Traffic was moving at a crawl, but we were zipping through it and against it at a steady 30 mph. We took a turn too sharp and the bike fell down on top of us as we slid down the road. We came to a stop in a cloud of dust underneath a bus. The bus moved up and we hopped to our feet. Things were happening quickly and I was somewhat in shock, but aware enough to realize we that we couldn’t just stand around in the middle of the highway. We pulled the bike up, hoped on and were back in the thick of traffic almost immediately. The driver looked back at me and smiled. He said something, and I smelt alcohol on his breath. In a flash I saw everything in a new light. It was no longer an experiment in experience that would somehow help me understand India, it was a drunk stranger driving me around recklessly; on a motorcycle; in a foreign place; and we just crashed. The thoughts raced around my head.

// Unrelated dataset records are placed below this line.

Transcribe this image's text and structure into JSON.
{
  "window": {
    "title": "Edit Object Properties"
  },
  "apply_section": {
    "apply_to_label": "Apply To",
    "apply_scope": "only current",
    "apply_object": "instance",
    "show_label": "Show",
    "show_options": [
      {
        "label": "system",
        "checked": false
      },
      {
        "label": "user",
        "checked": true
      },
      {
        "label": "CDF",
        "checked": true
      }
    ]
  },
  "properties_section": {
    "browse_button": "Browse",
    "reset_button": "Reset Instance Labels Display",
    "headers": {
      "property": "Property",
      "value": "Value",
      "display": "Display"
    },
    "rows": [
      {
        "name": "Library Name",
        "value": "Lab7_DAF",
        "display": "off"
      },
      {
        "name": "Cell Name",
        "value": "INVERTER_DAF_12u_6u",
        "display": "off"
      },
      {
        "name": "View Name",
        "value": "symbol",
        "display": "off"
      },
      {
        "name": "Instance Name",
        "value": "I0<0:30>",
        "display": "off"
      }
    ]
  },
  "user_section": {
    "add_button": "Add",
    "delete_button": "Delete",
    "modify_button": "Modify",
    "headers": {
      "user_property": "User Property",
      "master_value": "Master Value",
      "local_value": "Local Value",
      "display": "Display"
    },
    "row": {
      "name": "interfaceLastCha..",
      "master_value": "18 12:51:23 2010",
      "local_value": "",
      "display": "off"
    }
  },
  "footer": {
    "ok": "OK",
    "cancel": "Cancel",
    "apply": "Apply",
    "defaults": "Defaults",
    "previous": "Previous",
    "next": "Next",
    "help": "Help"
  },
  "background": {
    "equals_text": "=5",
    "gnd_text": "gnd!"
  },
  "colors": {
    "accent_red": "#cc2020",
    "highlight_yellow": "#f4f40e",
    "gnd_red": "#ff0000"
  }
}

A hundred meters later the engine stalled in traffic and I got off. The driver was confused and yelling something at me, but I just hobbled to the side of the road and waved. My pants were ripped and bloody. My left knee wouldn’t bend. The scrapes on the side of my leg were covered in dirt and stuffed with small rocks, and I had no idea where I was. But I was glad I wasn’t on that motorcycle anymore, and somehow, I still liked Tindivanam.
Not every experience ends well but one lesson travel has taught me is that to learn we must not be afraid to fall.